### What this task involves
The answer must consist of every line from the data that holds the string "Portfolio".

*** Data ***

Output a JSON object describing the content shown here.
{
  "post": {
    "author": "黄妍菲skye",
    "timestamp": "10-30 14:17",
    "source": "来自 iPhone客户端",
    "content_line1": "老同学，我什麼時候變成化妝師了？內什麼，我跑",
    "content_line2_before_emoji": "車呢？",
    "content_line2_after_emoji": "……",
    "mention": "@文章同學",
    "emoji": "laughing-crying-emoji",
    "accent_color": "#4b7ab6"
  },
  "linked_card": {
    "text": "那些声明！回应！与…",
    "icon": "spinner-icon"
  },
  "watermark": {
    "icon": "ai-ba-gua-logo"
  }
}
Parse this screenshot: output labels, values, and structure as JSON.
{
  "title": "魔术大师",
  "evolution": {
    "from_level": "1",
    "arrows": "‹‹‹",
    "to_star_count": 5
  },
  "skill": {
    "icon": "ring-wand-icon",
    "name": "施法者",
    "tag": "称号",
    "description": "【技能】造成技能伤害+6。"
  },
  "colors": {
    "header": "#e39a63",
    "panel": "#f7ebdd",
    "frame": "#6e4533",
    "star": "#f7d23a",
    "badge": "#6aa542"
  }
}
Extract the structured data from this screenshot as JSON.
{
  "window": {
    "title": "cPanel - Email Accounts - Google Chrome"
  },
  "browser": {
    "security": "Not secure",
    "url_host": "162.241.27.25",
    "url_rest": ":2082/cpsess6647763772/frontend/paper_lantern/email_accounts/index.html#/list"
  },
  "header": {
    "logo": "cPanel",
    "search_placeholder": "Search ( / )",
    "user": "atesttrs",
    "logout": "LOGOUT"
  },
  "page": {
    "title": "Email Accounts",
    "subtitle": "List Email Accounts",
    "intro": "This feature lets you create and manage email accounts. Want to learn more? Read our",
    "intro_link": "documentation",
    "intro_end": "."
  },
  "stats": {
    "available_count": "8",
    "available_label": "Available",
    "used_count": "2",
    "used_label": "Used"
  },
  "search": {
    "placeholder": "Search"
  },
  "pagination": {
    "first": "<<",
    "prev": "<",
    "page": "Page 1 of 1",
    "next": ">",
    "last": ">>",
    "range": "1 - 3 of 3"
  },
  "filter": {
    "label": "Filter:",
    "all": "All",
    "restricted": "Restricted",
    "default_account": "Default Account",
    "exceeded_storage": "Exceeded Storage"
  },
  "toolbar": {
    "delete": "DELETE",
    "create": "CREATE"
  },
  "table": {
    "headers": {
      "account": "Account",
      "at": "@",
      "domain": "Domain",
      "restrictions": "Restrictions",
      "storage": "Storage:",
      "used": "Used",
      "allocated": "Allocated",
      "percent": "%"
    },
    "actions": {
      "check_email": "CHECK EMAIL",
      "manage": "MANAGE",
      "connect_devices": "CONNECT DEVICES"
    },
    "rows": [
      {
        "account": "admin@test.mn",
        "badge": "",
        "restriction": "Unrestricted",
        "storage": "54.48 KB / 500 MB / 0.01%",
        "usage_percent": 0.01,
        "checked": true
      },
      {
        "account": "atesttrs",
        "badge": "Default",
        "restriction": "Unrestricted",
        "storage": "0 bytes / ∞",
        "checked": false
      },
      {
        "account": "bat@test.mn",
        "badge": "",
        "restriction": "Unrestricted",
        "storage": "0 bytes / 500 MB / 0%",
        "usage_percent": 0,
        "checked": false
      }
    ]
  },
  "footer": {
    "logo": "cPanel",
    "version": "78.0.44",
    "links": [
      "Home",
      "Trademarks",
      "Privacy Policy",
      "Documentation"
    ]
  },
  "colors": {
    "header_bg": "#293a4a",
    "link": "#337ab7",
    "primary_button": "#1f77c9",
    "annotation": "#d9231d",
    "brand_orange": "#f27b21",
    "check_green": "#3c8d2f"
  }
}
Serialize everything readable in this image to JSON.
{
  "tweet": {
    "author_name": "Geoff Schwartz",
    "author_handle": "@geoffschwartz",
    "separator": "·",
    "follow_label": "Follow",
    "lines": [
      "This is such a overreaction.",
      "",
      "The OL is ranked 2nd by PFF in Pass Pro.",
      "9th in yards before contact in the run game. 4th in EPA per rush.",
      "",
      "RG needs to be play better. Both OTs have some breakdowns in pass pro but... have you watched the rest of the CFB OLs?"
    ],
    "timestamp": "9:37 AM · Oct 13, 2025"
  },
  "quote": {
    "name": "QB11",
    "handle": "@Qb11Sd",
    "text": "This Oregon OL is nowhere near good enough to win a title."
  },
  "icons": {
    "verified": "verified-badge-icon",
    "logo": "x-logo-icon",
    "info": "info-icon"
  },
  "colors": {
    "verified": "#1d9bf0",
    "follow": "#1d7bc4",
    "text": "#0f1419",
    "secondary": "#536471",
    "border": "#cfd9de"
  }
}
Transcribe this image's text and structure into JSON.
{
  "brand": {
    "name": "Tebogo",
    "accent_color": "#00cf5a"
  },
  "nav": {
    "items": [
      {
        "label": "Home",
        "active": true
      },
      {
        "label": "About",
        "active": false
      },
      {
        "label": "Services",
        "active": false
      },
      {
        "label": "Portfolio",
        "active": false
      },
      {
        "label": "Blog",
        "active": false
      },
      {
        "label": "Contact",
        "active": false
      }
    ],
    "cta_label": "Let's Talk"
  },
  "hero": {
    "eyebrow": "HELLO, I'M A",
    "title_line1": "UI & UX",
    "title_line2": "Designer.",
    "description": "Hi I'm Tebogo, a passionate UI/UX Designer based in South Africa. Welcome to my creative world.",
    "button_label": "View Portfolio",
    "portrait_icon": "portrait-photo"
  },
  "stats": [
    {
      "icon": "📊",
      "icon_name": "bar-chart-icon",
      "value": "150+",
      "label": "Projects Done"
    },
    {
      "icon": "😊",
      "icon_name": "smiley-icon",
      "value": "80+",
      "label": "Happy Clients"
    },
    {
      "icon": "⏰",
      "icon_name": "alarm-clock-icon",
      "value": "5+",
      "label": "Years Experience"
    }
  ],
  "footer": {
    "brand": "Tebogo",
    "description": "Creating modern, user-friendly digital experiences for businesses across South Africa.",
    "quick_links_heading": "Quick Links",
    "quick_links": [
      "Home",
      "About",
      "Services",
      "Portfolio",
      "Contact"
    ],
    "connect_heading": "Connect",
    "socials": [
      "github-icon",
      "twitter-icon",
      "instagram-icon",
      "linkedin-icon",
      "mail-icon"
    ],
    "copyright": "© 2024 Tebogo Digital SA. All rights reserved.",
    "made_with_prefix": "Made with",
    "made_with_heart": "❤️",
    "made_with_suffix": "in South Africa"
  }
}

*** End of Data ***

### Solution for this task
        "label": "Portfolio",
    "button_label": "View Portfolio",
      "Portfolio",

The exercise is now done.